▶ _Problem requirements_: Copy all lines below exactly as written. Leave pictures out.

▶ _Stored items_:
%%

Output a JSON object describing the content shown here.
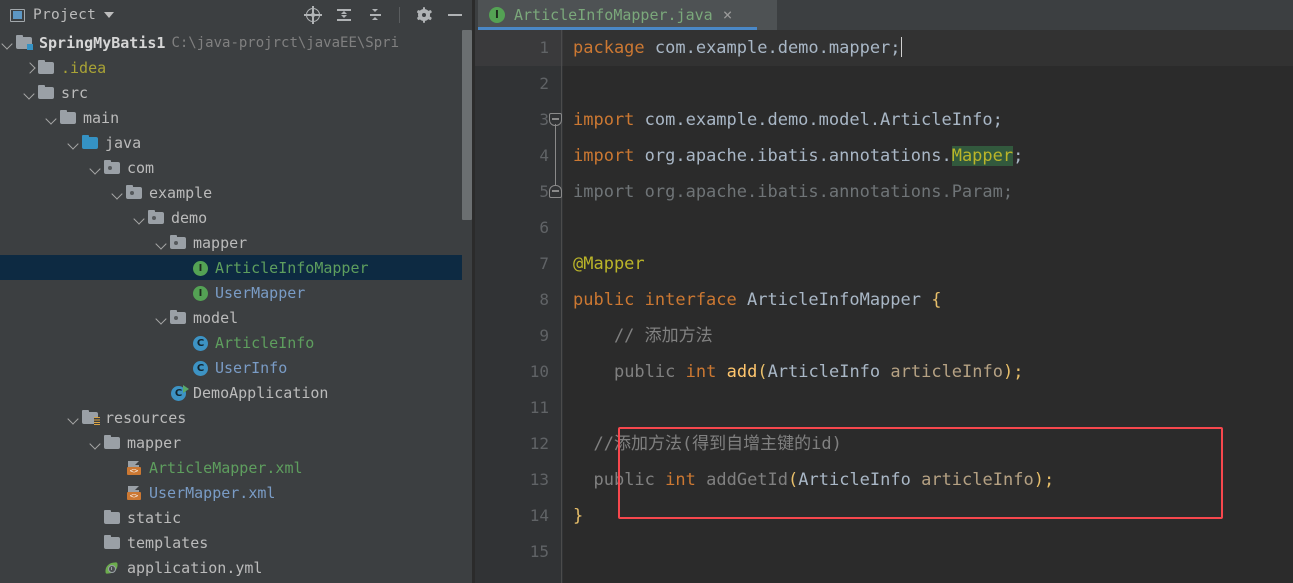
{
  "panel": {
    "title": "Project",
    "title_icon": "project-panel-icon",
    "toolbar": [
      {
        "name": "select-opened-file-icon",
        "label": "Select Opened File"
      },
      {
        "name": "expand-all-icon",
        "label": "Expand All"
      },
      {
        "name": "collapse-all-icon",
        "label": "Collapse All"
      },
      {
        "name": "settings-gear-icon",
        "label": "Settings"
      },
      {
        "name": "hide-panel-icon",
        "label": "Hide"
      }
    ],
    "tree": [
      {
        "label": "SpringMyBatis1",
        "secondary": "C:\\java-projrct\\javaEE\\Spri",
        "indent": 0,
        "arrow": "down",
        "icon": "folder-root",
        "style": "bold",
        "selected": false
      },
      {
        "label": ".idea",
        "secondary": "",
        "indent": 1,
        "arrow": "right",
        "icon": "folder",
        "style": "olive",
        "selected": false
      },
      {
        "label": "src",
        "secondary": "",
        "indent": 1,
        "arrow": "down",
        "icon": "folder",
        "style": "white",
        "selected": false
      },
      {
        "label": "main",
        "secondary": "",
        "indent": 2,
        "arrow": "down",
        "icon": "folder",
        "style": "white",
        "selected": false
      },
      {
        "label": "java",
        "secondary": "",
        "indent": 3,
        "arrow": "down",
        "icon": "folder-blue",
        "style": "white",
        "selected": false
      },
      {
        "label": "com",
        "secondary": "",
        "indent": 4,
        "arrow": "down",
        "icon": "folder-package",
        "style": "white",
        "selected": false
      },
      {
        "label": "example",
        "secondary": "",
        "indent": 5,
        "arrow": "down",
        "icon": "folder-package",
        "style": "white",
        "selected": false
      },
      {
        "label": "demo",
        "secondary": "",
        "indent": 6,
        "arrow": "down",
        "icon": "folder-package",
        "style": "white",
        "selected": false
      },
      {
        "label": "mapper",
        "secondary": "",
        "indent": 7,
        "arrow": "down",
        "icon": "folder-package",
        "style": "white",
        "selected": false
      },
      {
        "label": "ArticleInfoMapper",
        "secondary": "",
        "indent": 8,
        "arrow": "none",
        "icon": "interface-icon",
        "style": "green",
        "selected": true
      },
      {
        "label": "UserMapper",
        "secondary": "",
        "indent": 8,
        "arrow": "none",
        "icon": "interface-icon",
        "style": "blue",
        "selected": false
      },
      {
        "label": "model",
        "secondary": "",
        "indent": 7,
        "arrow": "down",
        "icon": "folder-package",
        "style": "white",
        "selected": false
      },
      {
        "label": "ArticleInfo",
        "secondary": "",
        "indent": 8,
        "arrow": "none",
        "icon": "class-icon",
        "style": "green",
        "selected": false
      },
      {
        "label": "UserInfo",
        "secondary": "",
        "indent": 8,
        "arrow": "none",
        "icon": "class-icon",
        "style": "blue",
        "selected": false
      },
      {
        "label": "DemoApplication",
        "secondary": "",
        "indent": 7,
        "arrow": "none",
        "icon": "class-runnable-icon",
        "style": "white",
        "selected": false
      },
      {
        "label": "resources",
        "secondary": "",
        "indent": 3,
        "arrow": "down",
        "icon": "folder-resources",
        "style": "white",
        "selected": false
      },
      {
        "label": "mapper",
        "secondary": "",
        "indent": 4,
        "arrow": "down",
        "icon": "folder",
        "style": "white",
        "selected": false
      },
      {
        "label": "ArticleMapper.xml",
        "secondary": "",
        "indent": 5,
        "arrow": "none",
        "icon": "xml-file-icon",
        "style": "green",
        "selected": false
      },
      {
        "label": "UserMapper.xml",
        "secondary": "",
        "indent": 5,
        "arrow": "none",
        "icon": "xml-file-icon",
        "style": "blue",
        "selected": false
      },
      {
        "label": "static",
        "secondary": "",
        "indent": 4,
        "arrow": "none",
        "icon": "folder",
        "style": "white",
        "selected": false
      },
      {
        "label": "templates",
        "secondary": "",
        "indent": 4,
        "arrow": "none",
        "icon": "folder",
        "style": "white",
        "selected": false
      },
      {
        "label": "application.yml",
        "secondary": "",
        "indent": 4,
        "arrow": "none",
        "icon": "spring-yml-icon",
        "style": "white",
        "selected": false
      }
    ]
  },
  "editor": {
    "tab": {
      "name": "ArticleInfoMapper.java",
      "icon": "interface-icon",
      "close_label": "×",
      "active_color": "#4a88c7"
    },
    "line_numbers": [
      "1",
      "2",
      "3",
      "4",
      "5",
      "6",
      "7",
      "8",
      "9",
      "10",
      "11",
      "12",
      "13",
      "14",
      "15"
    ],
    "caret_line": 1,
    "annotation_box_color": "#f7474d",
    "code": {
      "l1": [
        {
          "t": "package",
          "c": "k"
        },
        {
          "t": " com.example.demo.mapper;",
          "c": "t"
        }
      ],
      "l2": [],
      "l3": [
        {
          "t": "import",
          "c": "k"
        },
        {
          "t": " com.example.demo.model.ArticleInfo;",
          "c": "t"
        }
      ],
      "l4": [
        {
          "t": "import",
          "c": "k"
        },
        {
          "t": " org.apache.ibatis.annotations.",
          "c": "t"
        },
        {
          "t": "Mapper",
          "c": "hl"
        },
        {
          "t": ";",
          "c": "t"
        }
      ],
      "l5": [
        {
          "t": "import org.apache.ibatis.annotations.Param;",
          "c": "dim"
        }
      ],
      "l6": [],
      "l7": [
        {
          "t": "@Mapper",
          "c": "an"
        }
      ],
      "l8": [
        {
          "t": "public interface",
          "c": "k"
        },
        {
          "t": " ArticleInfoMapper ",
          "c": "t"
        },
        {
          "t": "{",
          "c": "br"
        }
      ],
      "l9": [
        {
          "t": "    // 添加方法",
          "c": "cm"
        }
      ],
      "l10": [
        {
          "t": "    ",
          "c": "t"
        },
        {
          "t": "public",
          "c": "cm"
        },
        {
          "t": " ",
          "c": "t"
        },
        {
          "t": "int",
          "c": "k"
        },
        {
          "t": " ",
          "c": "t"
        },
        {
          "t": "add",
          "c": "mth"
        },
        {
          "t": "(",
          "c": "br"
        },
        {
          "t": "ArticleInfo ",
          "c": "t"
        },
        {
          "t": "articleInfo",
          "c": "pr"
        },
        {
          "t": ")",
          "c": "br"
        },
        {
          "t": ";",
          "c": "br"
        }
      ],
      "l11": [],
      "l12": [
        {
          "t": "  //添加方法(得到自增主键的id)",
          "c": "cm"
        }
      ],
      "l13": [
        {
          "t": "  ",
          "c": "t"
        },
        {
          "t": "public",
          "c": "cm"
        },
        {
          "t": " ",
          "c": "t"
        },
        {
          "t": "int",
          "c": "k"
        },
        {
          "t": " ",
          "c": "t"
        },
        {
          "t": "addGetId",
          "c": "cm"
        },
        {
          "t": "(",
          "c": "br"
        },
        {
          "t": "ArticleInfo ",
          "c": "t"
        },
        {
          "t": "articleInfo",
          "c": "pr"
        },
        {
          "t": ")",
          "c": "br"
        },
        {
          "t": ";",
          "c": "br"
        }
      ],
      "l14": [
        {
          "t": "}",
          "c": "br"
        }
      ],
      "l15": []
    }
  }
}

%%

▶ _Exercise answer_:
Output a JSON object describing the content shown here.
{
  "panel": {
    "title": "Project",
    "title_icon": "project-panel-icon",
    "toolbar": [
      {
        "name": "select-opened-file-icon",
        "label": "Select Opened File"
      },
      {
        "name": "expand-all-icon",
        "label": "Expand All"
      },
      {
        "name": "collapse-all-icon",
        "label": "Collapse All"
      },
      {
        "name": "settings-gear-icon",
        "label": "Settings"
      },
      {
        "name": "hide-panel-icon",
        "label": "Hide"
      }
    ],
    "tree": [
      {
        "label": "SpringMyBatis1",
        "secondary": "C:\\java-projrct\\javaEE\\Spri",
        "indent": 0,
        "arrow": "down",
        "icon": "folder-root",
        "style": "bold",
        "selected": false
      },
      {
        "label": ".idea",
        "secondary": "",
        "indent": 1,
        "arrow": "right",
        "icon": "folder",
        "style": "olive",
        "selected": false
      },
      {
        "label": "src",
        "secondary": "",
        "indent": 1,
        "arrow": "down",
        "icon": "folder",
        "style": "white",
        "selected": false
      },
      {
        "label": "main",
        "secondary": "",
        "indent": 2,
        "arrow": "down",
        "icon": "folder",
        "style": "white",
        "selected": false
      },
      {
        "label": "java",
        "secondary": "",
        "indent": 3,
        "arrow": "down",
        "icon": "folder-blue",
        "style": "white",
        "selected": false
      },
      {
        "label": "com",
        "secondary": "",
        "indent": 4,
        "arrow": "down",
        "icon": "folder-package",
        "style": "white",
        "selected": false
      },
      {
        "label": "example",
        "secondary": "",
        "indent": 5,
        "arrow": "down",
        "icon": "folder-package",
        "style": "white",
        "selected": false
      },
      {
        "label": "demo",
        "secondary": "",
        "indent": 6,
        "arrow": "down",
        "icon": "folder-package",
        "style": "white",
        "selected": false
      },
      {
        "label": "mapper",
        "secondary": "",
        "indent": 7,
        "arrow": "down",
        "icon": "folder-package",
        "style": "white",
        "selected": false
      },
      {
        "label": "ArticleInfoMapper",
        "secondary": "",
        "indent": 8,
        "arrow": "none",
        "icon": "interface-icon",
        "style": "green",
        "selected": true
      },
      {
        "label": "UserMapper",
        "secondary": "",
        "indent": 8,
        "arrow": "none",
        "icon": "interface-icon",
        "style": "blue",
        "selected": false
      },
      {
        "label": "model",
        "secondary": "",
        "indent": 7,
        "arrow": "down",
        "icon": "folder-package",
        "style": "white",
        "selected": false
      },
      {
        "label": "ArticleInfo",
        "secondary": "",
        "indent": 8,
        "arrow": "none",
        "icon": "class-icon",
        "style": "green",
        "selected": false
      },
      {
        "label": "UserInfo",
        "secondary": "",
        "indent": 8,
        "arrow": "none",
        "icon": "class-icon",
        "style": "blue",
        "selected": false
      },
      {
        "label": "DemoApplication",
        "secondary": "",
        "indent": 7,
        "arrow": "none",
        "icon": "class-runnable-icon",
        "style": "white",
        "selected": false
      },
      {
        "label": "resources",
        "secondary": "",
        "indent": 3,
        "arrow": "down",
        "icon": "folder-resources",
        "style": "white",
        "selected": false
      },
      {
        "label": "mapper",
        "secondary": "",
        "indent": 4,
        "arrow": "down",
        "icon": "folder",
        "style": "white",
        "selected": false
      },
      {
        "label": "ArticleMapper.xml",
        "secondary": "",
        "indent": 5,
        "arrow": "none",
        "icon": "xml-file-icon",
        "style": "green",
        "selected": false
      },
      {
        "label": "UserMapper.xml",
        "secondary": "",
        "indent": 5,
        "arrow": "none",
        "icon": "xml-file-icon",
        "style": "blue",
        "selected": false
      },
      {
        "label": "static",
        "secondary": "",
        "indent": 4,
        "arrow": "none",
        "icon": "folder",
        "style": "white",
        "selected": false
      },
      {
        "label": "templates",
        "secondary": "",
        "indent": 4,
        "arrow": "none",
        "icon": "folder",
        "style": "white",
        "selected": false
      },
      {
        "label": "application.yml",
        "secondary": "",
        "indent": 4,
        "arrow": "none",
        "icon": "spring-yml-icon",
        "style": "white",
        "selected": false
      }
    ]
  },
  "editor": {
    "tab": {
      "name": "ArticleInfoMapper.java",
      "icon": "interface-icon",
      "close_label": "×",
      "active_color": "#4a88c7"
    },
    "line_numbers": [
      "1",
      "2",
      "3",
      "4",
      "5",
      "6",
      "7",
      "8",
      "9",
      "10",
      "11",
      "12",
      "13",
      "14",
      "15"
    ],
    "caret_line": 1,
    "annotation_box_color": "#f7474d",
    "code": {
      "l1": [
        {
          "t": "package",
          "c": "k"
        },
        {
          "t": " com.example.demo.mapper;",
          "c": "t"
        }
      ],
      "l2": [],
      "l3": [
        {
          "t": "import",
          "c": "k"
        },
        {
          "t": " com.example.demo.model.ArticleInfo;",
          "c": "t"
        }
      ],
      "l4": [
        {
          "t": "import",
          "c": "k"
        },
        {
          "t": " org.apache.ibatis.annotations.",
          "c": "t"
        },
        {
          "t": "Mapper",
          "c": "hl"
        },
        {
          "t": ";",
          "c": "t"
        }
      ],
      "l5": [
        {
          "t": "import org.apache.ibatis.annotations.Param;",
          "c": "dim"
        }
      ],
      "l6": [],
      "l7": [
        {
          "t": "@Mapper",
          "c": "an"
        }
      ],
      "l8": [
        {
          "t": "public interface",
          "c": "k"
        },
        {
          "t": " ArticleInfoMapper ",
          "c": "t"
        },
        {
          "t": "{",
          "c": "br"
        }
      ],
      "l9": [
        {
          "t": "    // 添加方法",
          "c": "cm"
        }
      ],
      "l10": [
        {
          "t": "    ",
          "c": "t"
        },
        {
          "t": "public",
          "c": "cm"
        },
        {
          "t": " ",
          "c": "t"
        },
        {
          "t": "int",
          "c": "k"
        },
        {
          "t": " ",
          "c": "t"
        },
        {
          "t": "add",
          "c": "mth"
        },
        {
          "t": "(",
          "c": "br"
        },
        {
          "t": "ArticleInfo ",
          "c": "t"
        },
        {
          "t": "articleInfo",
          "c": "pr"
        },
        {
          "t": ")",
          "c": "br"
        },
        {
          "t": ";",
          "c": "br"
        }
      ],
      "l11": [],
      "l12": [
        {
          "t": "  //添加方法(得到自增主键的id)",
          "c": "cm"
        }
      ],
      "l13": [
        {
          "t": "  ",
          "c": "t"
        },
        {
          "t": "public",
          "c": "cm"
        },
        {
          "t": " ",
          "c": "t"
        },
        {
          "t": "int",
          "c": "k"
        },
        {
          "t": " ",
          "c": "t"
        },
        {
          "t": "addGetId",
          "c": "cm"
        },
        {
          "t": "(",
          "c": "br"
        },
        {
          "t": "ArticleInfo ",
          "c": "t"
        },
        {
          "t": "articleInfo",
          "c": "pr"
        },
        {
          "t": ")",
          "c": "br"
        },
        {
          "t": ";",
          "c": "br"
        }
      ],
      "l14": [
        {
          "t": "}",
          "c": "br"
        }
      ],
      "l15": []
    }
  }
}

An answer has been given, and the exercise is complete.